RAW DATA:

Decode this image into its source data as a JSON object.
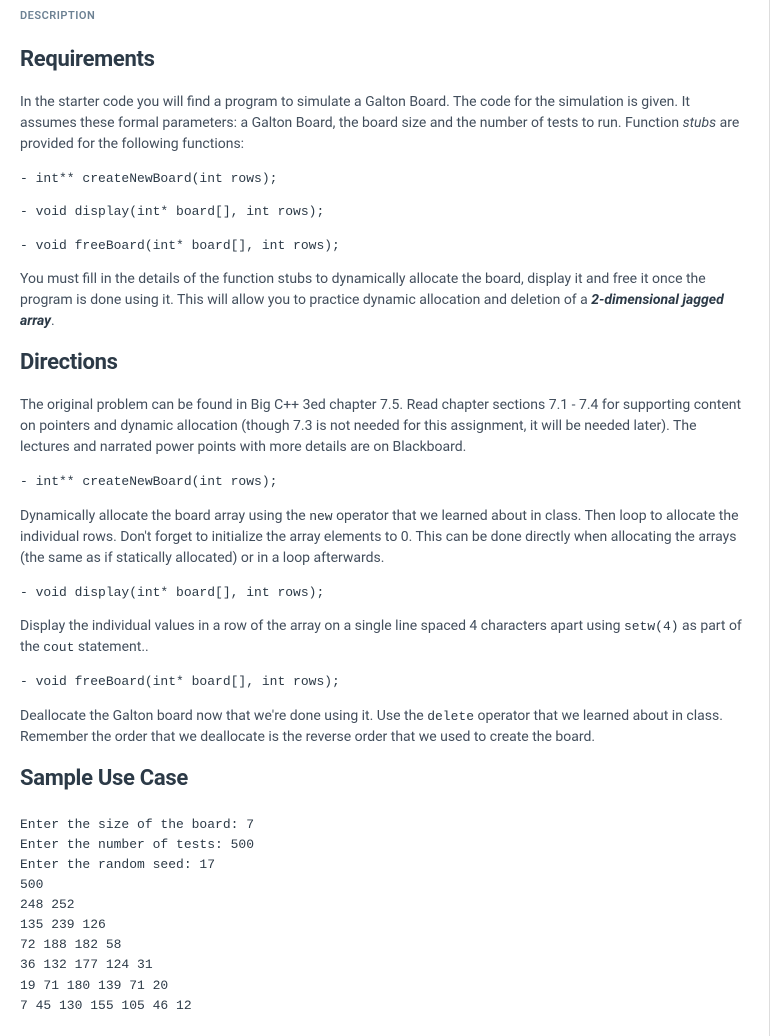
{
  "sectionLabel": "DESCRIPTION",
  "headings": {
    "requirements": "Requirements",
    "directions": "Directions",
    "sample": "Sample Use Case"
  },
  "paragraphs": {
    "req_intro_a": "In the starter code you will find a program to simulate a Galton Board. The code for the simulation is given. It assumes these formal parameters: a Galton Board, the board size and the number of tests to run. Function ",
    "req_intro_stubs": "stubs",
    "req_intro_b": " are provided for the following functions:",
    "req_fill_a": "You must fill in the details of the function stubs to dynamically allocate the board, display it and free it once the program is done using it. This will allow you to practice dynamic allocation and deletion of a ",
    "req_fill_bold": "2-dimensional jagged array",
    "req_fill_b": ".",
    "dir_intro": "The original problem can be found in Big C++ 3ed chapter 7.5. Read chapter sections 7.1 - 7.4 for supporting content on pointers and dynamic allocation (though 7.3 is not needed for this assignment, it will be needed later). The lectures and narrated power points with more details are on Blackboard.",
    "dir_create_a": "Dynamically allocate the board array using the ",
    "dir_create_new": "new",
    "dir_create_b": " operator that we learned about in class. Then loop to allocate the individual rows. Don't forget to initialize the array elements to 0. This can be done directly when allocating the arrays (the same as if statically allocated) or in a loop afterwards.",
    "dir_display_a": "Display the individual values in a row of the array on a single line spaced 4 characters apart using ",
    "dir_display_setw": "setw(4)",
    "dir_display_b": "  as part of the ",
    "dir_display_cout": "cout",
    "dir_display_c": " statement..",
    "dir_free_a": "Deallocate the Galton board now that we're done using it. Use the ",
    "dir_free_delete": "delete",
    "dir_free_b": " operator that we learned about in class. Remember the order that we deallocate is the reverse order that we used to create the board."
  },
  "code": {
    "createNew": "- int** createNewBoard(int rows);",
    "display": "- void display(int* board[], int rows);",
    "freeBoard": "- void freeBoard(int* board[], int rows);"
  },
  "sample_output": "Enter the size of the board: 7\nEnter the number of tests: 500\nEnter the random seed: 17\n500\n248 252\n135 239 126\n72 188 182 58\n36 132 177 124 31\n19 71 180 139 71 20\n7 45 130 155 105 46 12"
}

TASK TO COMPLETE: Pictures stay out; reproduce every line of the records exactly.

WORKED SOLUTION:
Decode this image into its source data as a JSON object.
{
  "sectionLabel": "DESCRIPTION",
  "headings": {
    "requirements": "Requirements",
    "directions": "Directions",
    "sample": "Sample Use Case"
  },
  "paragraphs": {
    "req_intro_a": "In the starter code you will find a program to simulate a Galton Board. The code for the simulation is given. It assumes these formal parameters: a Galton Board, the board size and the number of tests to run. Function ",
    "req_intro_stubs": "stubs",
    "req_intro_b": " are provided for the following functions:",
    "req_fill_a": "You must fill in the details of the function stubs to dynamically allocate the board, display it and free it once the program is done using it. This will allow you to practice dynamic allocation and deletion of a ",
    "req_fill_bold": "2-dimensional jagged array",
    "req_fill_b": ".",
    "dir_intro": "The original problem can be found in Big C++ 3ed chapter 7.5. Read chapter sections 7.1 - 7.4 for supporting content on pointers and dynamic allocation (though 7.3 is not needed for this assignment, it will be needed later). The lectures and narrated power points with more details are on Blackboard.",
    "dir_create_a": "Dynamically allocate the board array using the ",
    "dir_create_new": "new",
    "dir_create_b": " operator that we learned about in class. Then loop to allocate the individual rows. Don't forget to initialize the array elements to 0. This can be done directly when allocating the arrays (the same as if statically allocated) or in a loop afterwards.",
    "dir_display_a": "Display the individual values in a row of the array on a single line spaced 4 characters apart using ",
    "dir_display_setw": "setw(4)",
    "dir_display_b": "  as part of the ",
    "dir_display_cout": "cout",
    "dir_display_c": " statement..",
    "dir_free_a": "Deallocate the Galton board now that we're done using it. Use the ",
    "dir_free_delete": "delete",
    "dir_free_b": " operator that we learned about in class. Remember the order that we deallocate is the reverse order that we used to create the board."
  },
  "code": {
    "createNew": "- int** createNewBoard(int rows);",
    "display": "- void display(int* board[], int rows);",
    "freeBoard": "- void freeBoard(int* board[], int rows);"
  },
  "sample_output": "Enter the size of the board: 7\nEnter the number of tests: 500\nEnter the random seed: 17\n500\n248 252\n135 239 126\n72 188 182 58\n36 132 177 124 31\n19 71 180 139 71 20\n7 45 130 155 105 46 12"
}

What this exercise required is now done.